══ Provided records

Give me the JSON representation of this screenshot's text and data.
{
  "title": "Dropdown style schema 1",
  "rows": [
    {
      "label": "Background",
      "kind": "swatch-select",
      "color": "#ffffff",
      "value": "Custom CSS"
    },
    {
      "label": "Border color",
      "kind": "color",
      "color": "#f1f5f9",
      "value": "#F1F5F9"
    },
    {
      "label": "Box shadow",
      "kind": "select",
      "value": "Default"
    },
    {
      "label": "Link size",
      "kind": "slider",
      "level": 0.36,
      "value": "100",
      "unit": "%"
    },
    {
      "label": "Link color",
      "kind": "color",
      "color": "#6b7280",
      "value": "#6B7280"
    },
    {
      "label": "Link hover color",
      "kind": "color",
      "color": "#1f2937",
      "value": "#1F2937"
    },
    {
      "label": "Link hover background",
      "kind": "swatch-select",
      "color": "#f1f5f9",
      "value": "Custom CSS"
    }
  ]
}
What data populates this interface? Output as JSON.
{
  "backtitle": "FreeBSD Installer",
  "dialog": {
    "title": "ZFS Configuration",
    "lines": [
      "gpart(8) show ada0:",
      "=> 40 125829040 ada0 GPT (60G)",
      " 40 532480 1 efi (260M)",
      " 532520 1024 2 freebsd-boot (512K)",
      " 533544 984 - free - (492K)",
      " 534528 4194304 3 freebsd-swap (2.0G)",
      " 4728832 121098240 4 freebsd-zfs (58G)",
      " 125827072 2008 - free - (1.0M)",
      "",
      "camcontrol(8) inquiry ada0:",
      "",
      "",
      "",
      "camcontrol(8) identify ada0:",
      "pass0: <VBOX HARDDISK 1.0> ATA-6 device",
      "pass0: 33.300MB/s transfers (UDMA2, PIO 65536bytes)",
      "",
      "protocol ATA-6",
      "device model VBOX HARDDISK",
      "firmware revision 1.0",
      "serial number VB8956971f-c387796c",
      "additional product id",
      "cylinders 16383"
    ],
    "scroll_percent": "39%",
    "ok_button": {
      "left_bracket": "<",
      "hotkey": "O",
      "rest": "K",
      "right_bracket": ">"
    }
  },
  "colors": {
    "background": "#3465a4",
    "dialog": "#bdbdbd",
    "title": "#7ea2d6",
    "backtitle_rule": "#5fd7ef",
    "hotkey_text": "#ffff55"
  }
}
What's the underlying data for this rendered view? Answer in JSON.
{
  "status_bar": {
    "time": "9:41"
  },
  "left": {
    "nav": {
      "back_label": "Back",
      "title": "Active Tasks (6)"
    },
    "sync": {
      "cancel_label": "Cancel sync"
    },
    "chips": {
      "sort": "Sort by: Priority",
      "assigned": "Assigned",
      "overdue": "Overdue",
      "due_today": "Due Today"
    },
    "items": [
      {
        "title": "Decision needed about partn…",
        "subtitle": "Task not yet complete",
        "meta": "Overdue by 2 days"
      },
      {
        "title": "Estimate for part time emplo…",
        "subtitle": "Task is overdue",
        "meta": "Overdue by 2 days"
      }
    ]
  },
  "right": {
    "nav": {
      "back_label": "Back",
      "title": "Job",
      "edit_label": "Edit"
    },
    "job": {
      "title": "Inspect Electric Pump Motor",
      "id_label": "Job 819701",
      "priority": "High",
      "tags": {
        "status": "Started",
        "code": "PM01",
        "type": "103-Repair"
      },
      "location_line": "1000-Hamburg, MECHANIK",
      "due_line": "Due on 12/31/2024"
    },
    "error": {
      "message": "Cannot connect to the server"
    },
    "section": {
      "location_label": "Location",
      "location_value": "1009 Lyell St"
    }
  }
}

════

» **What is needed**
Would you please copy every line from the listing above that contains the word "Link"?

» **Response**
      "label": "Link size",
      "label": "Link color",
      "label": "Link hover color",
      "label": "Link hover background",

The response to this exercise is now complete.